Apparently, Citroen tried to reenter the US with the XM early on. We have rumors of 20 that may have been brought in perhaps as gray market cars. According to David Burnham, Citroen dealer in New York state, at least 9 of those have been scrapped. David Burnham has two parts cars on E-Bay and owns the original XM Citroen imported that eventually was crash tested at the IIHS (International Institute of Highway Safety) near Charlottesville, Virginia. A rear impact ruptured the gasoline fuel tank or rear fuel system which ended Citroen's return to the US effort. I have a copy of Alberto Martinez' book Citroen XM which has photos of a maroon XM bearing New Jersey license tags bearing the words "VEHICLE MFR". Citroen may have brought more than one to the US and they may be the 20 referenced above. I know that an XM led the Citroen parade, "Drive She Said", in Saratoga, New York this year as pictured in the Citroen Car Club of Canada news letter. So, there are not many XM's in the US. I think other die hard Citroen people may be looking for an antique Citroen to import.

Best regards,

Re: New Member

Posted: Sat Mar 11, 2017 6:45 pm
by Dieselman
The US XM's were grey imports iported by CXA, who also provided the two cars that were crash tested. The XM passed the crash test so was allowed to be imported and sold in the USA, but once it had been "federalised" it was an expensive car.

Hydraulic "sinker" Citroens were never imported by Citroen as they had variable bumper height, so couldn't pass the fixed height requirement. Citroen weren't going to pay to make a USA special version, with all the associated costs, for what was a small market, for them.

Re: New Member

Posted: Sat Mar 11, 2017 9:18 pm
by White Exec
Ironic that a self-levelling car could be determined to be 'variable bumper height'. What the hell happened when all those wallowy cart-sprung American vehicles took on a bit of weight?

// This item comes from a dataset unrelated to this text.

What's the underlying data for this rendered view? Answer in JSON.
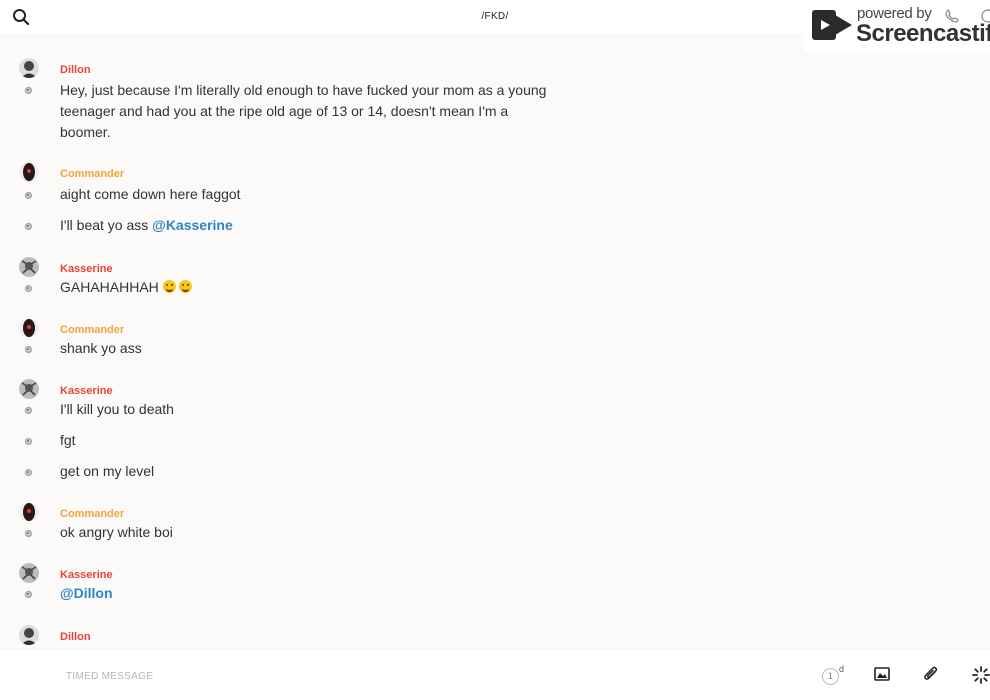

Re: New Member

Posted: Thu Oct 04, 2018 12:33 am
by Citroen/Dave
After a long hiatus I have started "working" on my 1990 XM V6, again. As in the past, starting was a gamble. Usually it would not. So I started thinking in a new direction. If the ECU is working, and there is spark at the plugs, but intermittent firing of the injectors, why not use old fashion "starting fluid" to see if I could free the injectors up from the other side? I have top grade high octane Shell in the gas tank which has "4 times the legal minimum of detergent" in the formula trying to clean up the entire fuel system. I have added additional detergent.

I just discovered when it fails to start, a shot of starting fluid does the job! Why didn't I think of that before? I guess I was just thinking this machine is too exotic. Time will tell if the injectors will "free up". In the mean time, I get to drive my dream machine. Even though I now carry a can of starting fluid.

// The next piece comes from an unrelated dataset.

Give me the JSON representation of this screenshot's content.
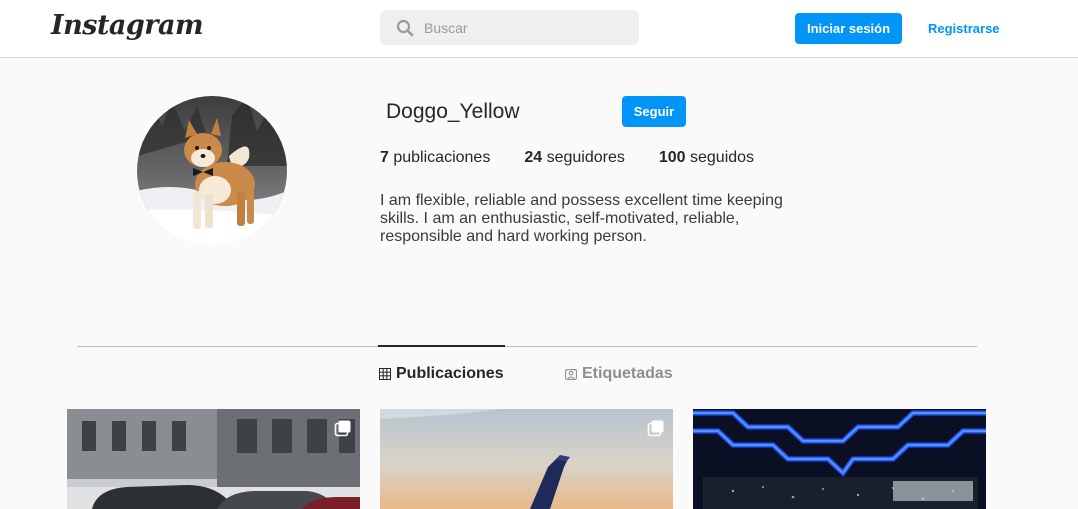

I am now looking for part numbers for two replacement belts and oil filter. Could anyone list those for the 1990 V6 24v engine. I believe there were two V6 engines in 1990. I have lost track of how to determine which engine I have, but would be willing to purchase both sets if necessary, to find matches.

Dave from the USA, with apologies to the rest of the world for our politics.

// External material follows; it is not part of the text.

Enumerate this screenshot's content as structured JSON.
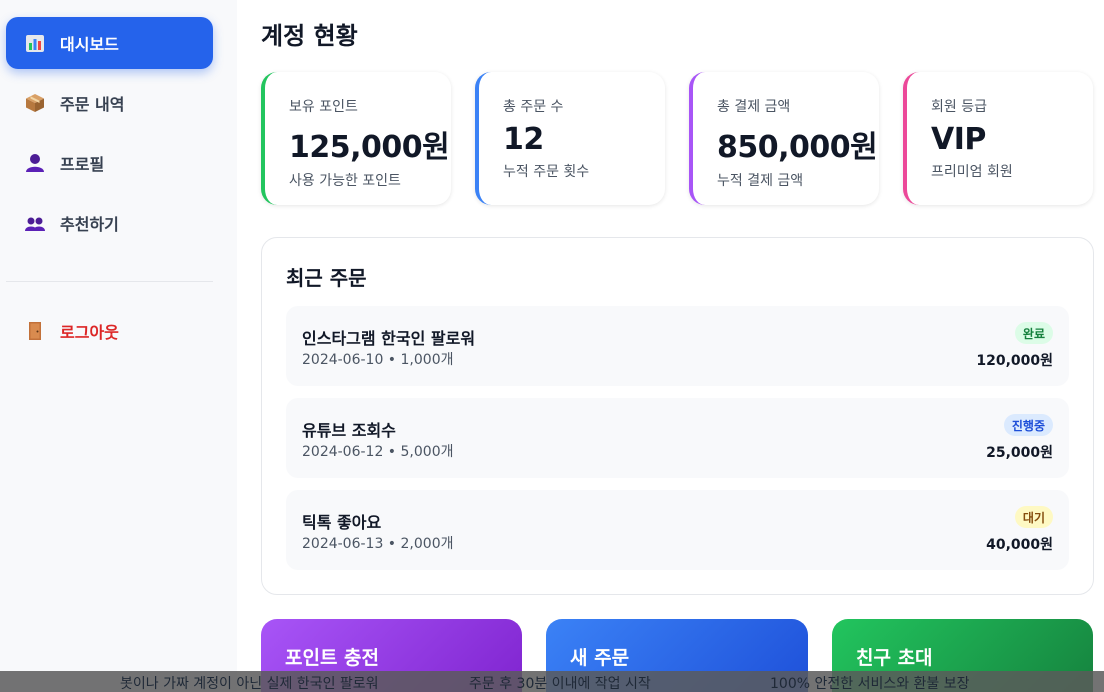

Re: New Member

Posted: Fri Oct 05, 2018 1:55 pm
by Citroen/Dave
I'm not sure my assumption of sticking injectors is correct because there seems to be no improvement in the number of starts without using starting fluid. I would think if it were sticking injectors, they would have cleaned up a bit by now.

At least I can go for a drive now and then. Yesterday, I changed the oil. Three cross referenced oil filters did not fit, but finally we found one off the shelf, a little smaller in capacity, the made it into the space provided. Each improvement however small feels like I have made it to the top of another mountain.

Now, I have a coolant problem. Perhaps a sticking or failed thermostat. On the way home, I discovered a leak. It appears to be at the right end of the tube that the water pump is attached to. The water pump looks new. My next task is to identify the engine type and order two belts, a water pump gaskets, and thermostat.

Could any of you tell me which engine I have or the location of the engine identification number? The reason I ask is that most of the tags in the engine compartment were removed "during shipment" across the pond.

1990 November 5, V6 24v.